You readers in Wellington - get round to the Beehive now and tell him where he should put it.
I do hope that the new Science and Innovation Minister doesn't follow his boss's lead or I shall know for sure that this country is doomed.
Note the scientific method at work - "I will make myself the enemy of all I have read, attack the old ideas from every angle and dismantle all that do not pass my tests until only the truth remains".
I am a bit concerned over the attitude of the kiwi guy interviewed on CloseUp tonight, as he prepares to defend his home in Cairns against Yasi in a house 4 metres above sea-level when a 5 metre storm surge is predicted. You do the maths. Let's pray that destruction is just limited to things that can be rebuilt.

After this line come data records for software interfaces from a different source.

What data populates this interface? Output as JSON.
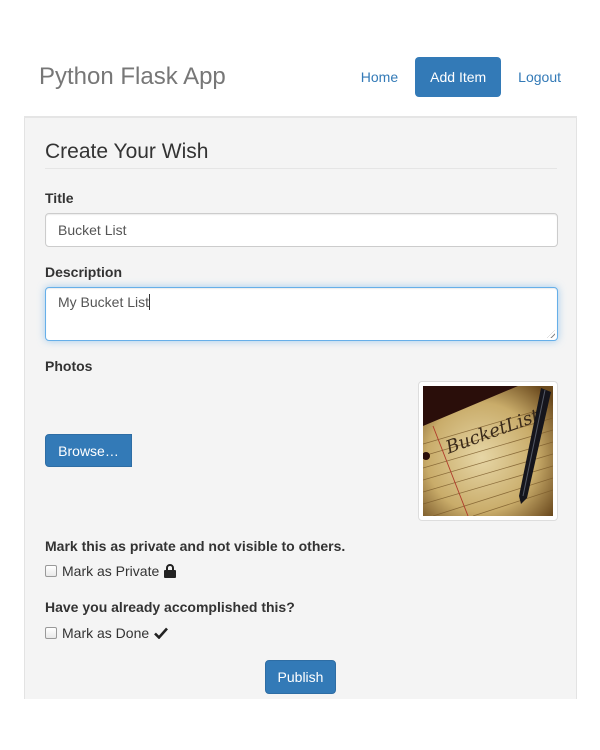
{
  "header": {
    "brand": "Python Flask App",
    "nav": [
      {
        "label": "Home",
        "active": false
      },
      {
        "label": "Add Item",
        "active": true
      },
      {
        "label": "Logout",
        "active": false
      }
    ]
  },
  "form": {
    "legend": "Create Your Wish",
    "title": {
      "label": "Title",
      "value": "Bucket List"
    },
    "description": {
      "label": "Description",
      "value": "My Bucket List"
    },
    "photos": {
      "label": "Photos",
      "browse_label": "Browse…",
      "preview_alt": "Bucket List handwritten on lined paper with a pen"
    },
    "private": {
      "question": "Mark this as private and not visible to others.",
      "checkbox_label": "Mark as Private",
      "checked": false,
      "icon": "lock-icon"
    },
    "done": {
      "question": "Have you already accomplished this?",
      "checkbox_label": "Mark as Done",
      "checked": false,
      "icon": "check-icon"
    },
    "submit_label": "Publish"
  },
  "colors": {
    "primary": "#337ab7",
    "panel_bg": "#f4f4f4",
    "brand_text": "#777777"
  }
}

On more physicsy matters, this coming semester I'm teaching a paper on Dynamics, for the first time, to cover for a Mechanical Engineering lecturer who is unable to teach it this year. It's a pretty turgid subject, really - all about working out how things move when various forces are applied. It brings in concepts such as torque and angular momentum, centre of mass, centre of rotation, internal constraint forces and other unexciting stuff.

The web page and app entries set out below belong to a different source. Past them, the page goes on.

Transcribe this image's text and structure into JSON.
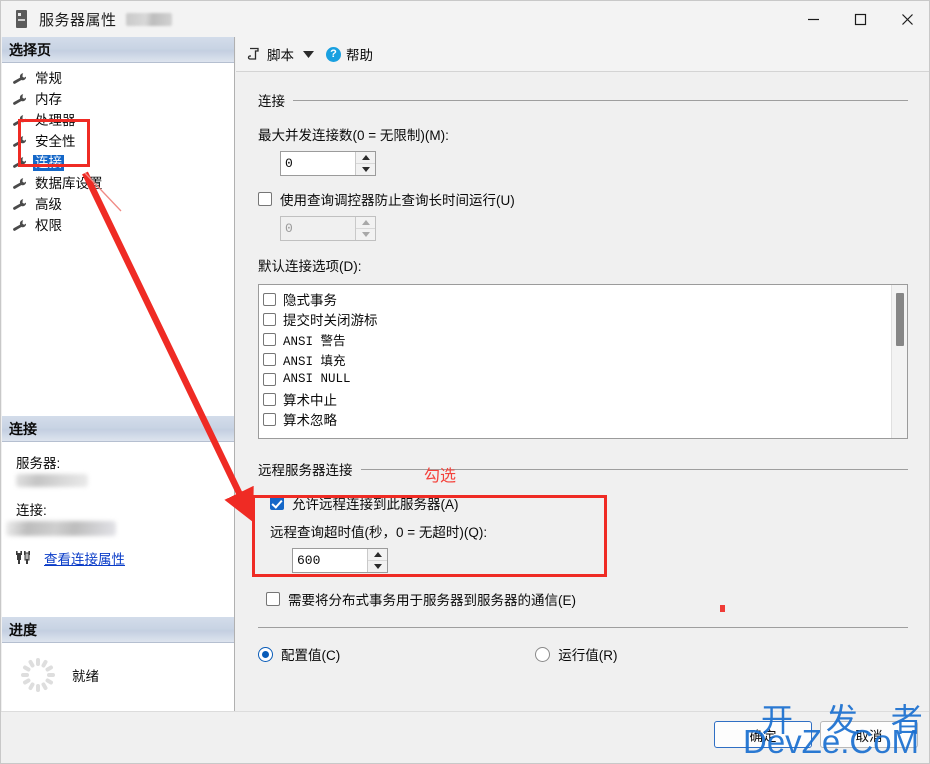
{
  "window": {
    "title": "服务器属性",
    "icon": "server-icon",
    "minimize_label": "最小化",
    "maximize_label": "最大化",
    "close_label": "关闭"
  },
  "sidebar": {
    "select_page_header": "选择页",
    "items": [
      {
        "label": "常规",
        "icon": "wrench-icon",
        "selected": false
      },
      {
        "label": "内存",
        "icon": "wrench-icon",
        "selected": false
      },
      {
        "label": "处理器",
        "icon": "wrench-icon",
        "selected": false
      },
      {
        "label": "安全性",
        "icon": "wrench-icon",
        "selected": false
      },
      {
        "label": "连接",
        "icon": "wrench-icon",
        "selected": true
      },
      {
        "label": "数据库设置",
        "icon": "wrench-icon",
        "selected": false
      },
      {
        "label": "高级",
        "icon": "wrench-icon",
        "selected": false
      },
      {
        "label": "权限",
        "icon": "wrench-icon",
        "selected": false
      }
    ],
    "connection": {
      "header": "连接",
      "server_label": "服务器:",
      "connection_label": "连接:",
      "view_properties_link": "查看连接属性",
      "link_icon": "connection-icon"
    },
    "progress": {
      "header": "进度",
      "status": "就绪",
      "spinner_icon": "loading-spinner-icon"
    }
  },
  "toolbar": {
    "script_label": "脚本",
    "script_icon": "script-icon",
    "dropdown_icon": "chevron-down-icon",
    "help_label": "帮助",
    "help_icon": "help-circle-icon",
    "help_glyph": "?"
  },
  "main": {
    "connections_group": "连接",
    "max_connections_label": "最大并发连接数(0 = 无限制)(M):",
    "max_connections_value": "0",
    "query_governor_label": "使用查询调控器防止查询长时间运行(U)",
    "query_governor_checked": false,
    "query_governor_value": "0",
    "default_conn_options_label": "默认连接选项(D):",
    "options": [
      {
        "label": "隐式事务",
        "checked": false,
        "mono": false
      },
      {
        "label": "提交时关闭游标",
        "checked": false,
        "mono": false
      },
      {
        "label": "ANSI 警告",
        "checked": false,
        "mono": true
      },
      {
        "label": "ANSI 填充",
        "checked": false,
        "mono": true
      },
      {
        "label": "ANSI NULL",
        "checked": false,
        "mono": true
      },
      {
        "label": "算术中止",
        "checked": false,
        "mono": false
      },
      {
        "label": "算术忽略",
        "checked": false,
        "mono": false
      }
    ],
    "remote_group": "远程服务器连接",
    "allow_remote_label": "允许远程连接到此服务器(A)",
    "allow_remote_checked": true,
    "remote_timeout_label": "远程查询超时值(秒，0 = 无超时)(Q):",
    "remote_timeout_value": "600",
    "require_dtc_label": "需要将分布式事务用于服务器到服务器的通信(E)",
    "require_dtc_checked": false,
    "radio_configured": "配置值(C)",
    "radio_running": "运行值(R)",
    "radio_selected": "配置值(C)"
  },
  "footer": {
    "ok_label": "确定",
    "cancel_label": "取消"
  },
  "annotations": {
    "gouxuan_note": "勾选",
    "highlight_color": "#ef2b24",
    "note_color": "#f4433c",
    "arrow_color": "#ef2b24"
  },
  "watermark": {
    "line1": "开 发 者",
    "line2": "DevZe.CoM",
    "color": "#1a6fd0"
  }
}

Now, my colleague has kindly furnished me with the text book he uses. Ideally this should help, but after going through it I'm of the opinion that all it does is emphasize how tedious the subject is. Next week I shall be digging in our (refurbished and very flash-looking) library for Feynman's lectures on physics and having a look at how he deals with it. If Feynman couldn't make it at least a little interesting, there really is no hope.
However, the major gripe I have with the textbook is that it reduces the subject to a series of unrealistic, oversimplistic, stereotypical problems. These problems suggest that it is all about picking the right formulae and doing maths. Real physics seems conspicuous by its absence. Where are the real engineering problems, like the Karapiro grandstand problem? (I really hope that the engineers who designed the grandstand did know a bit about forces). I refuse to teach that physics (or, indeed, mechanical engineering) is about sticking numbers into formulae, which, probably means I'm going to have to ditch that textbook and get something else in place (by the end of this month).
Anyway, I'll keep you posted how this goes as the semester unfolds. And whether I want to teach the paper again once semester is over.